Importance of establishing herd immunity

Herd immunity – sometimes referred to as “community immunity” – is a medical term describing what occurs when a certain level of immunity is achieved within a large group of people. This immunity keeps the virus from spreading and protects people who are not immune individually. Herd immunity can be achieved through a combination of natural infection and immunizations, but most medical experts recommend achieving herd immunity through vaccinations. Opinions vary among epidemiologists about what percentage of immunity will be needed for COVID, but in the case of polio, the threshold for herd immunity is approximately 80 percent. If that is similar for COVID, at least 80 percent of Washingtonians will need to have COVID antibodies as a result of either infection or immunizations in order to eliminate community spread of the virus. For more information about herd immunity, click here.

Additional information about the virus and vaccine

To learn more about the COVID vaccine and potential risks, please see these links:

Please take my 3-question COVID vaccine survey
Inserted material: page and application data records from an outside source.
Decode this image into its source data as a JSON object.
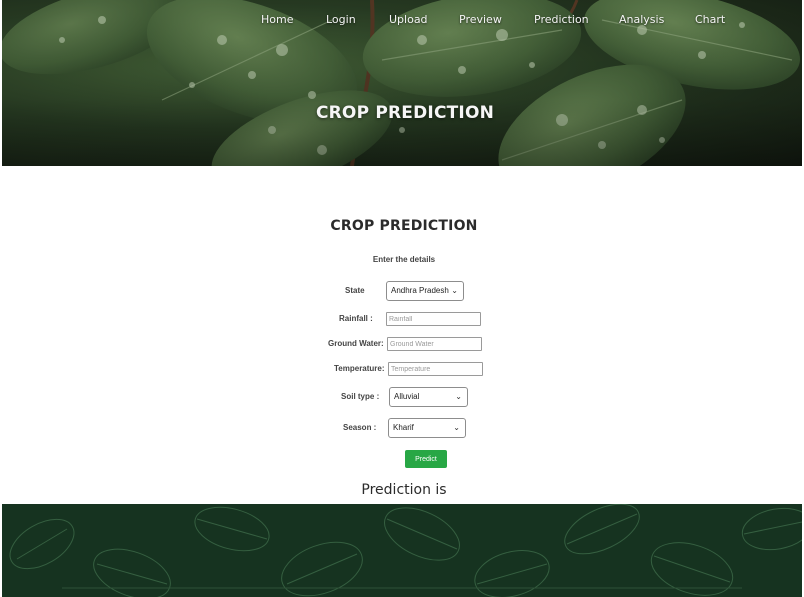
{
  "nav": {
    "items": [
      "Home",
      "Login",
      "Upload",
      "Preview",
      "Prediction",
      "Analysis",
      "Chart"
    ]
  },
  "hero": {
    "title": "CROP PREDICTION"
  },
  "form": {
    "title": "CROP PREDICTION",
    "subtitle": "Enter the details",
    "state": {
      "label": "State",
      "value": "Andhra Pradesh"
    },
    "rainfall": {
      "label": "Rainfall :",
      "placeholder": "Rainfall"
    },
    "ground_water": {
      "label": "Ground Water:",
      "placeholder": "Ground Water"
    },
    "temperature": {
      "label": "Temperature:",
      "placeholder": "Temperature"
    },
    "soil_type": {
      "label": "Soil type :",
      "value": "Alluvial"
    },
    "season": {
      "label": "Season :",
      "value": "Kharif"
    },
    "predict_button": "Predict"
  },
  "result": {
    "label": "Prediction is"
  },
  "colors": {
    "accent_button": "#28a745",
    "footer_bg": "#163320",
    "hero_dark": "#141c12"
  },
  "icons": [
    "chevron-down-icon",
    "leaf-photo-background",
    "leaf-pattern-background"
  ]
}
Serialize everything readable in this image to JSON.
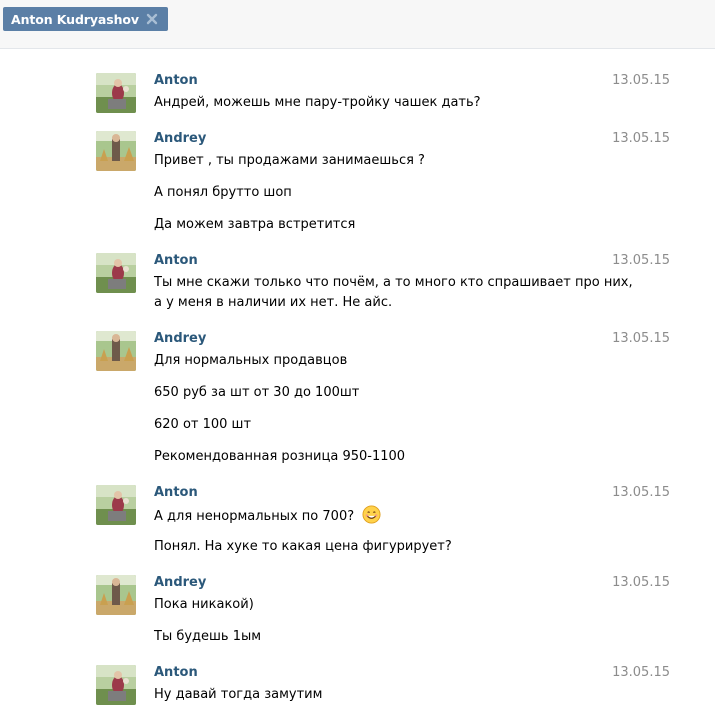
{
  "header": {
    "tab_name": "Anton Kudryashov",
    "close_icon": "close-icon"
  },
  "colors": {
    "tab_bg": "#5b7fa6",
    "author": "#2b587a",
    "date": "#8c8c8c"
  },
  "messages": [
    {
      "author": "Anton",
      "date": "13.05.15",
      "lines": [
        "Андрей, можешь мне пару-тройку чашек дать?"
      ]
    },
    {
      "author": "Andrey",
      "date": "13.05.15",
      "lines": [
        "Привет , ты продажами занимаешься ?",
        "А понял брутто шоп",
        "Да можем завтра встретится"
      ]
    },
    {
      "author": "Anton",
      "date": "13.05.15",
      "lines": [
        "Ты мне скажи только что почём, а то много кто спрашивает про них,",
        "а у меня в наличии их нет. Не айс."
      ]
    },
    {
      "author": "Andrey",
      "date": "13.05.15",
      "lines": [
        "Для нормальных продавцов",
        "650 руб за шт от 30 до 100шт",
        "620 от 100 шт",
        "Рекомендованная розница 950-1100"
      ]
    },
    {
      "author": "Anton",
      "date": "13.05.15",
      "lines": [
        "А для ненормальных по 700?",
        "Понял. На хуке то какая цена фигурирует?"
      ]
    },
    {
      "author": "Andrey",
      "date": "13.05.15",
      "lines": [
        "Пока никакой)",
        "Ты будешь 1ым"
      ]
    },
    {
      "author": "Anton",
      "date": "13.05.15",
      "lines": [
        "Ну давай тогда замутим"
      ]
    }
  ]
}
Hearing from you is always important and helpful to me. With the COVID vaccine in its early stages of distribution and with our school system greatly disrupted this past year, I want to hear directly from you on this issue. There has been some discussion about future vaccine protocols and state policies. While I do not want to influence your responses in any way, my position is that while I am encouraged by vaccines and definitely want my family to be vaccinated, I support individual choices. I do not believe the government should require certain employees to be vaccinated or force parents to vaccinate their children. Having shared that, I am eager to receive your survey responses to reflect upon your thoughts and opinions. Your answers will be anonymous.

  • Please click here to take my survey.

Please contact me with questions or concerns

While the Capitol Building in Olympia will remain mostly empty into 2021, please know that legislators and their office staff continue to work remotely. My staff and I are ready to assist you throughout the day. If you have questions or comments about state government or the legislative session, please contact me anytime.

Thank you for the opportunity to serve as your state senator.



Brad Hawkins

State Senator Brad Hawkins
12th Legislative District


107 Newhouse Building - P.O. Box 40412 | Olympia, WA 98504-0412
(360) 786-7622 or Toll-free: (800) 562-6000